* Ways needed to be found to compel responsible officials to review local energy needs so as to be better informed about the need for such large projects as the Kinder-Morgan pipeline.

* Formulate an overall strategy to address the pipeline issue as it relates to Groton and make recommendations to the Board of Selectmen.

Following identification of objectives, Working Group members assigned themselves to begin work researching selected objectives and to report back to the committee with their findings at a later meeting.

Meanwhile, some hard information of the kind the Group would be examining in their researches came from principal assessor Rena Swezey who reported that concerns that the pipeline would endanger property values was unfounded.

After speaking with officials in Carlisle, said Swezey, she discovered that not only does a gas pipeline running through the town have no effect on property values, but that no one there even gives the pipeline a second thought.

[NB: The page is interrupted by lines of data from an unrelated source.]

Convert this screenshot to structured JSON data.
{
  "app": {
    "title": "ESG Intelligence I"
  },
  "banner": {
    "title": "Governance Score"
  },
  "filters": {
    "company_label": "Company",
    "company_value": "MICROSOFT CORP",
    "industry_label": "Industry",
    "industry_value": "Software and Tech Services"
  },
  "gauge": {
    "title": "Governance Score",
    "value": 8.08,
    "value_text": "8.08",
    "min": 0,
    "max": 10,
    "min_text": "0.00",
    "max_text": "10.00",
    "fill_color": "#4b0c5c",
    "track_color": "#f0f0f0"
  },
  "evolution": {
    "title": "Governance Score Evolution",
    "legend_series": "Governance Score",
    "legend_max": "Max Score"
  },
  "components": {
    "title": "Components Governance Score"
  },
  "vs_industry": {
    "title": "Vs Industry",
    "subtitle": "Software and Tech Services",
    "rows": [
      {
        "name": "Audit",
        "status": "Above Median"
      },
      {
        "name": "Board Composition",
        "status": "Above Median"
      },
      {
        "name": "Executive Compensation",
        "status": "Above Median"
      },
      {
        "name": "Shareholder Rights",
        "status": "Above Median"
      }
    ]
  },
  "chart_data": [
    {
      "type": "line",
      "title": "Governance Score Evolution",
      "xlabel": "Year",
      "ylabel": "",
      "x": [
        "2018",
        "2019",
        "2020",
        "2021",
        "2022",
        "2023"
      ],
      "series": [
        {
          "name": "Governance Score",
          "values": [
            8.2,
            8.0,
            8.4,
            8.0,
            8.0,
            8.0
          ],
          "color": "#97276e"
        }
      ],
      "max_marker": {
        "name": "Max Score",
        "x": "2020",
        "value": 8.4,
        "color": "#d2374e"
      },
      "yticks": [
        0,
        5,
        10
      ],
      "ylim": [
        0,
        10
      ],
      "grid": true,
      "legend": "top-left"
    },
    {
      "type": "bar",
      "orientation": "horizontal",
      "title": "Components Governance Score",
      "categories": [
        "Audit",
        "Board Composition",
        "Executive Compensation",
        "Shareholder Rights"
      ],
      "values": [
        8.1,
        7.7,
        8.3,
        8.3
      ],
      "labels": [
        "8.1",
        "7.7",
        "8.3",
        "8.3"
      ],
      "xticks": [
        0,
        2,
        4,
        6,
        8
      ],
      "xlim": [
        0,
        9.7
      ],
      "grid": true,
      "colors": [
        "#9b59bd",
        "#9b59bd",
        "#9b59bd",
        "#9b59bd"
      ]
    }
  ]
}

Swezey said that in buying and selling homes in the area, the presence of a gas pipeline nearby never even comes up with property values based as is common practice on the average of home sales in a given area.

In an anecdotal aside, Working Group member Jack Petropoulos, recounting his personal experience of selling a home in Hopkinton, recalled that prospective buyers might use the presence of a gas pipeline as an excuse to try and talk the price down but even if the ploy worked, the markdown was not significant.

The presence of a gas pipeline, concluded Swezey, had "no effect" on property values.

Also noted by Swezey was the fact that should a pipeline come through town, Groton would be in line to profit from its presence. 

According to the Department of Revenue, the pipeline would be taxed by the linear foot with a total collection of an estimated $87,000 for Groton.